The serious, solemn, and awe-inspiring efect which the general arrangement of the temple produces is maintained by the smaller details, while the slanting form of the outer walls gives the temple an appearance of solidity and isolation. On this account, and especially owing to its simple unbroken lines, the exterior although monotonous and heavy, is still imposing. The chief peculiarity in the construction of these buildings is that they produce the effect of being composed of an agglomeration of separate parts, which resemble on another, but become smaller and smaller towards the rear of the structure.

Back View of the Temple of Philæ

The serious, solemn, and awe-inspiring efect which the general arrangement of the temple produces is…

The interior has a richer appearance, chiefly owing to the use of columns of a round cylindrical shape.

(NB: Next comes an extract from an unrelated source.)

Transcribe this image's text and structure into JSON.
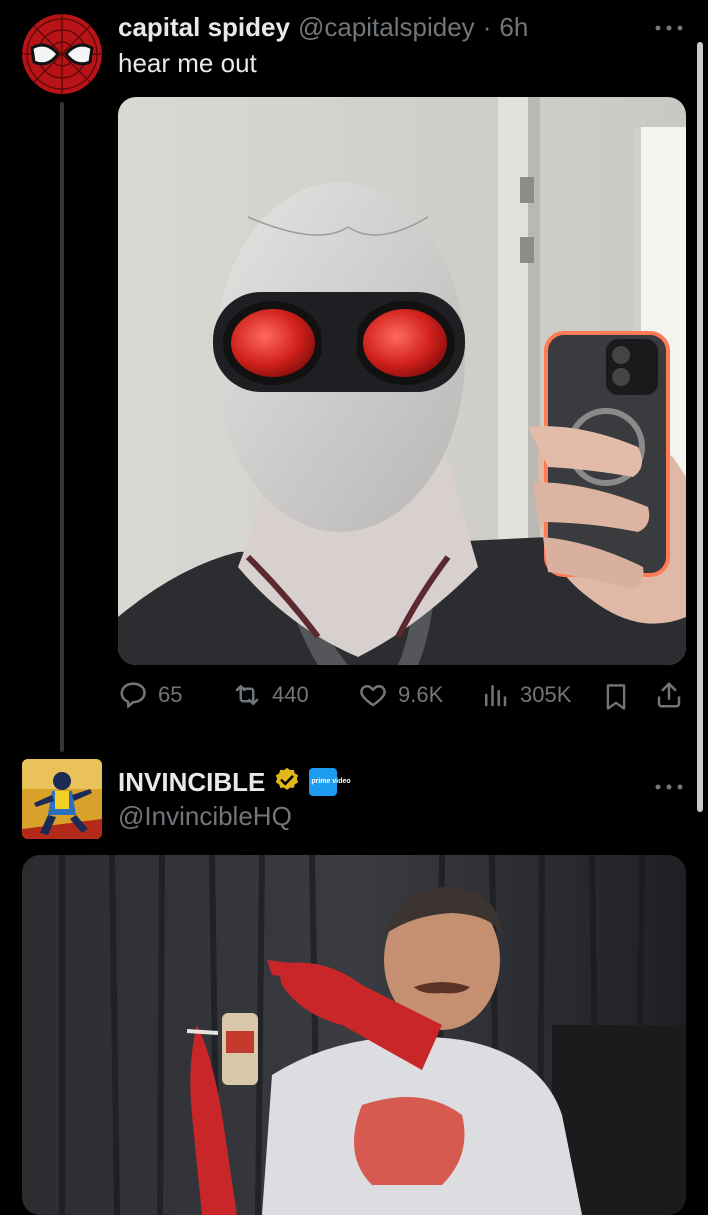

These are, moreover, of the most varied form, and without exception represent objects drawn from the vegetable world.

Interior of the Temple of Philæ

The interior has a richer appearance, chiefly owing to the use of columns of a round cylindrical shape.…

There is another form of Egyptian temples called Typhons. They consist of a simple house in the shape of an oblong square, which has the entrance on the shorter side, and two or three consecutive chambers in the interior; whilst a colonnade surrounds all the four sides of the exterior.

Small Temple on Elephantine Island, Floor Plan

There is another form of Egyptian temples called Typhons. They consist of a simple house in the shape…